Sounds like a good idea, right? It is on paper, but in reality, without the money to do it, it’s a nightmare. The legislature either needs to phase this law in or provide funding for it.
You see, schools like Cotswold are in a bind. Several of their K-3 classes now have more students than this new law allows.
But because the General Assembly failed to include funding to meet this requirement, schools are having to take steps that they know will hurt.
They weren’t given the money to hire additional teachers and create space for additional classrooms, so they’re having to cut elsewhere.
The decisions schools like Cotswold will have to make in the coming months will put education quality at risk.
What are those alternatives? Cutting computer science, arts, music and physical education classes, and increasing class sizes in grades 4 and above.
I recently visited Washington Elementary School in Raleigh, where I went into a class where students were learning computer science skills – lessons that are critical to preparing young people to succeed in 21st century jobs.
The school principal told me that the class would likely have to be eliminated if this new law is not phased in or funded.
Few schools will have the space to meet the requirements of the new law at the beginning of the next school year, so more classes will have to be held in alternative spaces like trailers and cafeterias instead of rooms built for learning.
I recently heard from administrators at one middle school about another bad option.
A teacher from one of their three eighth-grade classes retired. Normally, the school would have hired a replacement for this teacher. But because of the new law, the district made the tough decision not to fill that slot.
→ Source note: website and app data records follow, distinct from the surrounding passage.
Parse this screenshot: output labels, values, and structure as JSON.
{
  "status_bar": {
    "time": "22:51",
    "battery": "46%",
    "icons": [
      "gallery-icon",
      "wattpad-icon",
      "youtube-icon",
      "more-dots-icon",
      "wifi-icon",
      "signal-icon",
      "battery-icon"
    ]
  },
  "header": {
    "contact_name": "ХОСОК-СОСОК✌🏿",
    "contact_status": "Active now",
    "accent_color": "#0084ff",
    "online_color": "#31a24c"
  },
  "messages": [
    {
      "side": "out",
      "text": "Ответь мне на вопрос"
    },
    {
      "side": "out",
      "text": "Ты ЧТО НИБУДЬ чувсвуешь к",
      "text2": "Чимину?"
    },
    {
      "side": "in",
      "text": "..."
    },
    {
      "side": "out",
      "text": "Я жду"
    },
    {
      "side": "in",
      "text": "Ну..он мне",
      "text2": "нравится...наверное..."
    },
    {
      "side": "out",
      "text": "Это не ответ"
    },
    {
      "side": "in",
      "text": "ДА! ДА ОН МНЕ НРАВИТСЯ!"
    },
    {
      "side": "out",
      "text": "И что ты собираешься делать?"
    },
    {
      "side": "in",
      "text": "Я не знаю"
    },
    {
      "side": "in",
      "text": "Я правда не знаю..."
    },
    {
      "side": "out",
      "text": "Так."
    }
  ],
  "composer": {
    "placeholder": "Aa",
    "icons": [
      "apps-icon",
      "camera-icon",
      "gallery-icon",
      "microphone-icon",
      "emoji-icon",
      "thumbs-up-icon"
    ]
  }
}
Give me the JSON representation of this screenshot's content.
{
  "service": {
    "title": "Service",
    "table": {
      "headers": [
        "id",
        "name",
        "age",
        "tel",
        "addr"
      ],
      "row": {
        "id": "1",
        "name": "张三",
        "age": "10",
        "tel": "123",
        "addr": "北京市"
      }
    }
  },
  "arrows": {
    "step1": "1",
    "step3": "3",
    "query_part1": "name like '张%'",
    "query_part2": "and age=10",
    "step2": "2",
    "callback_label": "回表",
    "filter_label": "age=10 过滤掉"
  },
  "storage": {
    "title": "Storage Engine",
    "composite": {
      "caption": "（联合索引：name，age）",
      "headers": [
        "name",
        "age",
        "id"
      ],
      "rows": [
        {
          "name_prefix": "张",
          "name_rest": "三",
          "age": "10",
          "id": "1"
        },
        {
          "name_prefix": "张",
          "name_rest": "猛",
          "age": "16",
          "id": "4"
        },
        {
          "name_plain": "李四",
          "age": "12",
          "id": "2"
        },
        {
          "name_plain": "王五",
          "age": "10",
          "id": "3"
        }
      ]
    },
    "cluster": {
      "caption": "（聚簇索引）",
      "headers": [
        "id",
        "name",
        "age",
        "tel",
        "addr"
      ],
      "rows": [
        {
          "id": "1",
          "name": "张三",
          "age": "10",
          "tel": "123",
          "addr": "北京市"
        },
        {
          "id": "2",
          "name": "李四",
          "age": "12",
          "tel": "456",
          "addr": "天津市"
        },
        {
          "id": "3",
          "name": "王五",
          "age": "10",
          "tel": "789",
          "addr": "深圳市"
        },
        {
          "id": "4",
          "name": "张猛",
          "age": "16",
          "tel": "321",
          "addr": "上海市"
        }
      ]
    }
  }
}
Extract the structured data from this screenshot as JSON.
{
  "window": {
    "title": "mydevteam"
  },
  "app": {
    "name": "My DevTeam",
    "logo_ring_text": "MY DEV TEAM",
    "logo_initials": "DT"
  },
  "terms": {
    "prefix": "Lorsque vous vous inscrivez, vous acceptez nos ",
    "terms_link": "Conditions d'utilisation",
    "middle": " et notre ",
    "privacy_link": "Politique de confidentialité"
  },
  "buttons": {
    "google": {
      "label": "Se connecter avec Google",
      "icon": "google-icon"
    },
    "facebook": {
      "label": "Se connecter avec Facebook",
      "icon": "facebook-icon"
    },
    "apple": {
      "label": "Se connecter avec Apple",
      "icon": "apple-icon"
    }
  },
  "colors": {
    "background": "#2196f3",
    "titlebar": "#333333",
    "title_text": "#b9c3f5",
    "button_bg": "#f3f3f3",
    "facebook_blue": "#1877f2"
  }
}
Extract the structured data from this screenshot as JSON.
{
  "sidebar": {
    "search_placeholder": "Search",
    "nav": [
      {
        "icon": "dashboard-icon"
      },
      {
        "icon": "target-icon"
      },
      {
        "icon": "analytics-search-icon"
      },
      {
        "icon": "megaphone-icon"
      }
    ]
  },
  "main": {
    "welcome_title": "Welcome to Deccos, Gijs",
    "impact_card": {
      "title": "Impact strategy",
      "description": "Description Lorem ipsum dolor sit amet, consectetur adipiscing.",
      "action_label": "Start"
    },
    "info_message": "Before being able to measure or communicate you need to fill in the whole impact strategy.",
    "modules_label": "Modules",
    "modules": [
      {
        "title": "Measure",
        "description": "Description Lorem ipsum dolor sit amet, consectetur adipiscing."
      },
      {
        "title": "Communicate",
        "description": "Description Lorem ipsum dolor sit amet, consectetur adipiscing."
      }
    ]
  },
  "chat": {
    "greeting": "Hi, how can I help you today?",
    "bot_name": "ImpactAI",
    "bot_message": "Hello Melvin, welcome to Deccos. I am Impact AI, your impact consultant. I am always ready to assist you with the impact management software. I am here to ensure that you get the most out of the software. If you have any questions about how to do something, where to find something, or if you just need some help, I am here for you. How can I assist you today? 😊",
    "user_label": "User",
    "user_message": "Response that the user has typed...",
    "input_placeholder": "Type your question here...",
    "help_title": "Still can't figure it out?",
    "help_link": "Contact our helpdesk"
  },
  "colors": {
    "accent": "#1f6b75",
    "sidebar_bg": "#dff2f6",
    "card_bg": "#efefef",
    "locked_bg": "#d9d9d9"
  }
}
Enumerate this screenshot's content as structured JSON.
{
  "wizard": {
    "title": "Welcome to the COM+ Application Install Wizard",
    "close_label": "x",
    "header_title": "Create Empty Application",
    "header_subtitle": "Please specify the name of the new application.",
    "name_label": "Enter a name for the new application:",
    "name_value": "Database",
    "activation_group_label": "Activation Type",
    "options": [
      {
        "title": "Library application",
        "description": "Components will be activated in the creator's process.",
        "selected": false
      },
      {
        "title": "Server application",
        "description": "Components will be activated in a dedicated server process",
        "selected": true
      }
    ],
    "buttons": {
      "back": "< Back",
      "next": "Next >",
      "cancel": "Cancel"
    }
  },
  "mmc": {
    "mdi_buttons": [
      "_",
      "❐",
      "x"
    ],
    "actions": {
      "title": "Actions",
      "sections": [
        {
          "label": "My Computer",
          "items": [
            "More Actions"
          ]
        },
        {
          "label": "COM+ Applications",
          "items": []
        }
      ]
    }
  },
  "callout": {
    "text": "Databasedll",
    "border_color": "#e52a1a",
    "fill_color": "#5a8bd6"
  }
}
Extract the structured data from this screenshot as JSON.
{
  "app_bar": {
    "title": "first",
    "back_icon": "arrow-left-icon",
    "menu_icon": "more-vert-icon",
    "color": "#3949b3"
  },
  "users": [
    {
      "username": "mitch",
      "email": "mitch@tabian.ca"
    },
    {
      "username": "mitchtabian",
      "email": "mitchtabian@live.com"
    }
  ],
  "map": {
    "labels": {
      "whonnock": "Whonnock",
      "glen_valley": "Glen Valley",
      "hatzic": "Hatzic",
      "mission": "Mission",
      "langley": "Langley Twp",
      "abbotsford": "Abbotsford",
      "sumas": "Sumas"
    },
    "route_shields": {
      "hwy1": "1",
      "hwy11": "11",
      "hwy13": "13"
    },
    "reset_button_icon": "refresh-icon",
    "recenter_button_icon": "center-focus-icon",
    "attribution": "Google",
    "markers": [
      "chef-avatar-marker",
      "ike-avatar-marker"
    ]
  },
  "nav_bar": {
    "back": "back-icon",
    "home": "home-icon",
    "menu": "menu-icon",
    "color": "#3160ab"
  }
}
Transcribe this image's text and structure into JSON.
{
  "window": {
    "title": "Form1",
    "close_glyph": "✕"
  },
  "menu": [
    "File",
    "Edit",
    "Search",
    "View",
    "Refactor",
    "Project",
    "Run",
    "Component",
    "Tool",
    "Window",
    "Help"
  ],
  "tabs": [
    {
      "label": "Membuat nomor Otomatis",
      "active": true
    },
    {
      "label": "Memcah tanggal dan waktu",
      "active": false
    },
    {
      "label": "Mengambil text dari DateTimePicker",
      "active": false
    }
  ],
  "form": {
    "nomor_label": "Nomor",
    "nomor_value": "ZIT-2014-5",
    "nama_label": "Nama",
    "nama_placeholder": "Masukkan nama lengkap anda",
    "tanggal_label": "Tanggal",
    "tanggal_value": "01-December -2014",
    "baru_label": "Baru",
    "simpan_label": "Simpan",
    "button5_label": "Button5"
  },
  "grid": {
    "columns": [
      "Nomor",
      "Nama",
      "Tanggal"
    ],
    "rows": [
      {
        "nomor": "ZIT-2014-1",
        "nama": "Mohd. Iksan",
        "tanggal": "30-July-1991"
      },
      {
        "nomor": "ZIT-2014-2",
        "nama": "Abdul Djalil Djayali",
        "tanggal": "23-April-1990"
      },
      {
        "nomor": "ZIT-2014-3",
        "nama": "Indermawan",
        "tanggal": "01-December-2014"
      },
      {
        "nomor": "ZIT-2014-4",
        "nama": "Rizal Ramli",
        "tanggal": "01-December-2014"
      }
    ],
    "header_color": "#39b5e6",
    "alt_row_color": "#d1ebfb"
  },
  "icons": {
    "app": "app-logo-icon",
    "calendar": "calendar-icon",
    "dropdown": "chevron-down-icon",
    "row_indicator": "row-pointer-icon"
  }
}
Instead, they moved the position to K -3 where the class size change is required.
So instead of three eighth grade classes, that middle school now has to make do with two classes of about 35 students each.
It’s like a balloon – you can squeeze one end to make it smaller, but the other end just gets bigger.
The students in those classes will get less individual attention, and their teachers will be strained even further.
I believe smaller class size can be a good thing, but you have to pay for it. This is an artificial class size change – one that shrinks classes on paper but in reality hurts students and teachers.
Squeezing public schools even further by forcing artificial deadlines could hurt student learning and leave some children and teachers in overcrowded classrooms.
The legislature itself acknowledged this when phasing in the class size requirement for one year until they could fund it. They never did. Now the deadline is coming again.
So as the General Assembly prepares to head into a special session next week, I’m asking legislative leaders: If smaller class size is a priority, fund it. If the money isn’t appropriated, then phase this new law in.
I know that a number of members of our General Assembly – both Democratic and Republican – agree that this isn’t the right way to reduce class size.
We need to take the pressure off school districts now so they can do their jobs. Let’s help them phase into new class size requirements over time so that students and teachers don’t suffer. Let’s make sure they get the funding to do this.
We should be helping schools hire highly qualified teachers instead of forcing them to resort to measures that will set our students back.
North Carolinians from all walks of life rely on our public schools to get a good education that sets them on the path toward success.
It’s time to put them first.